A few weeks before the end of school I started packing little treats in the kids’ lunches. Nothing too over-the-top — just things I don’t normally pack, like fruit snacks or cookies. I also started a very lazy alphabet countdown. In the morning I’d announce, “Today is O day! What should we do?” Then the kids would bicker for a while before deciding it was Opposite Day, then they’d spend the entire walk to the bus stop saying things like, “I love you so much. JUST KIDDING IT’S OPPOSITE DAY!”
Imagine. FOR A SECOND. How much fun “Purge Toys Day!” was.
All of it was my way of building excitement for the last day of school.
I asked them to wear the same clothes they wore on the first day of school. To my surprise, they were game.
Both of my kids were a little sad the morning of the last day. Thankfully they have a sentimental mother who has a lifetime of experience with this emotion. I gave them a hug and told them that their sadness was just a reflection of God’s goodness to us. What you are feeling is gratitude, abundance, celebration.
Before we walked to the bus, I gathered them to pray and corporately thank Jesus for answering our prayers for the year, for giving us more than we asked or imagined.
We started this year a little unsure. We were trepidatious, with grips on each others’ hands.
David thought first grade would be hard. He was scared of failure, but he emerged as a leader in his class. He made new friends — kids that are funny and kind. He deepened his love of reading and learning.
Mary had no idea what to expect, and even though this was my second time sending a kindergartener to school, I didn’t either. At the beginning of the year I worried about her all the time, and she rose to every challenge. Her teacher told her class that kindergarten is the best because they learn the most and they have the most fun. What a beautiful summary of the most magical year of school.
Every single day Mary drew a picture of me. Sometime me with her, sometimes me with Anna or Daddy. But always me, with brown hair, blue eyes, and a big smile.
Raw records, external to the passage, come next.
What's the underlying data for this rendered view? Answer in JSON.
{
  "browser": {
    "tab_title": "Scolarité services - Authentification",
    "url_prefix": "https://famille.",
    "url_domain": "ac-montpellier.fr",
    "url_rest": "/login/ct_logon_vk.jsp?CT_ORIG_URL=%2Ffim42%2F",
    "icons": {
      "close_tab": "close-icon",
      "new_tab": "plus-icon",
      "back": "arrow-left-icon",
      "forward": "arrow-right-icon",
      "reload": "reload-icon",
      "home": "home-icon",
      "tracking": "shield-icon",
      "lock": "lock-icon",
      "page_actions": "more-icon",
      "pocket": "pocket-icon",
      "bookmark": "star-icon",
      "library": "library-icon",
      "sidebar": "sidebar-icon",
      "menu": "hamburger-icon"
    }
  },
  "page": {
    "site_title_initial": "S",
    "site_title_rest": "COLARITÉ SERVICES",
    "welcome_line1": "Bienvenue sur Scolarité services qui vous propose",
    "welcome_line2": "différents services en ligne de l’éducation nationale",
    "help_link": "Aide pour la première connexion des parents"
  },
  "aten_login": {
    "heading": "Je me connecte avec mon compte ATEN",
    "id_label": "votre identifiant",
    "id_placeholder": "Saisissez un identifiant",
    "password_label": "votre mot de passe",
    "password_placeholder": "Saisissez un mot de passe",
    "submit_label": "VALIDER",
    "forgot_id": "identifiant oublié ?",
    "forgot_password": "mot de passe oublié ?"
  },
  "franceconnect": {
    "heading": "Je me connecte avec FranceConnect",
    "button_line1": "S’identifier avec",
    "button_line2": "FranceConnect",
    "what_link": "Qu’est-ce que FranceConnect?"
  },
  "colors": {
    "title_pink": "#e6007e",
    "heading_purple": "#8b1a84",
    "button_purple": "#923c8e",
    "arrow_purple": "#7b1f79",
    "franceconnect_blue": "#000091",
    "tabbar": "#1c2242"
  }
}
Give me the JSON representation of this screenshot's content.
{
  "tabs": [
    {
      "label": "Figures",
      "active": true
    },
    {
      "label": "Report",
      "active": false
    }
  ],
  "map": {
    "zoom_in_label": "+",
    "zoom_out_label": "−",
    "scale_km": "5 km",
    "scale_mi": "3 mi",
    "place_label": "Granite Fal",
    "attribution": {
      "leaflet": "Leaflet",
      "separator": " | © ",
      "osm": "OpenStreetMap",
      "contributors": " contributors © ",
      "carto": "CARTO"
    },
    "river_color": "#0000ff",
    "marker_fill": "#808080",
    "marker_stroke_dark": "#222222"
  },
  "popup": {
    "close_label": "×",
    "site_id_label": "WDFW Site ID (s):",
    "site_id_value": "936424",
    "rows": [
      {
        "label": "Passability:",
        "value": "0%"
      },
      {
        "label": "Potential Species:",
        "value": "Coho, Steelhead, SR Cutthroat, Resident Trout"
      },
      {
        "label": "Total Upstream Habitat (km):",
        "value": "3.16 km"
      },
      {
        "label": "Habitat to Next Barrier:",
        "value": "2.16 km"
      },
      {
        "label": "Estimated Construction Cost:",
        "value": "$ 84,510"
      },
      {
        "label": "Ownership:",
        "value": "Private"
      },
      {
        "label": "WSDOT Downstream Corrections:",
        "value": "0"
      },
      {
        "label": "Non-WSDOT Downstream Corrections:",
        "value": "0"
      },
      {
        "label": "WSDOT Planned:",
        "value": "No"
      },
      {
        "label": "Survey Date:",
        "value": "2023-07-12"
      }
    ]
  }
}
When she would miss me during the day, her teacher had a system. If she missed Mommy, she could just walk up and give her teacher a hug. Once she joked with Mary, “I hope one day you hug your mommy and tell her that you miss me!”
Mary’s teacher created an environment that allowed her to grow, gain confidence. And since school has ended, Mary has spent every morning setting up a classroom for her stuffed animals that looks just like hers did at school.
I am so proud of her. As I type this, I could cry just thinking about how much she’s grown. I am very, very aware that what I am feeling is gratitude and abundance.
Thursday and Friday of the last week of school were both half days. I picked them up at the bus stop and let them watch a movie while Anna napped. The boys pressed their noses to the TV screen and Mary wandered over to the couch where I was sitting, typing this post. She chatted through the entire movie, asking me questions and telling me about her day.
It reminded me of what it was like before she went to kindergarten, when she followed me around the house and never left my side. It made me smile as a reminder that though they are another year older and more mature, they’re still my little loves.
We started unsure, we are ending with a whoop and a holler.
We are tired and ready for a break, but we’re so excited about the summer that the kids ran off the bus with big smiles and wide eyes; David took off his shirt, and swung it around his head while everyone at the bus stop clapped.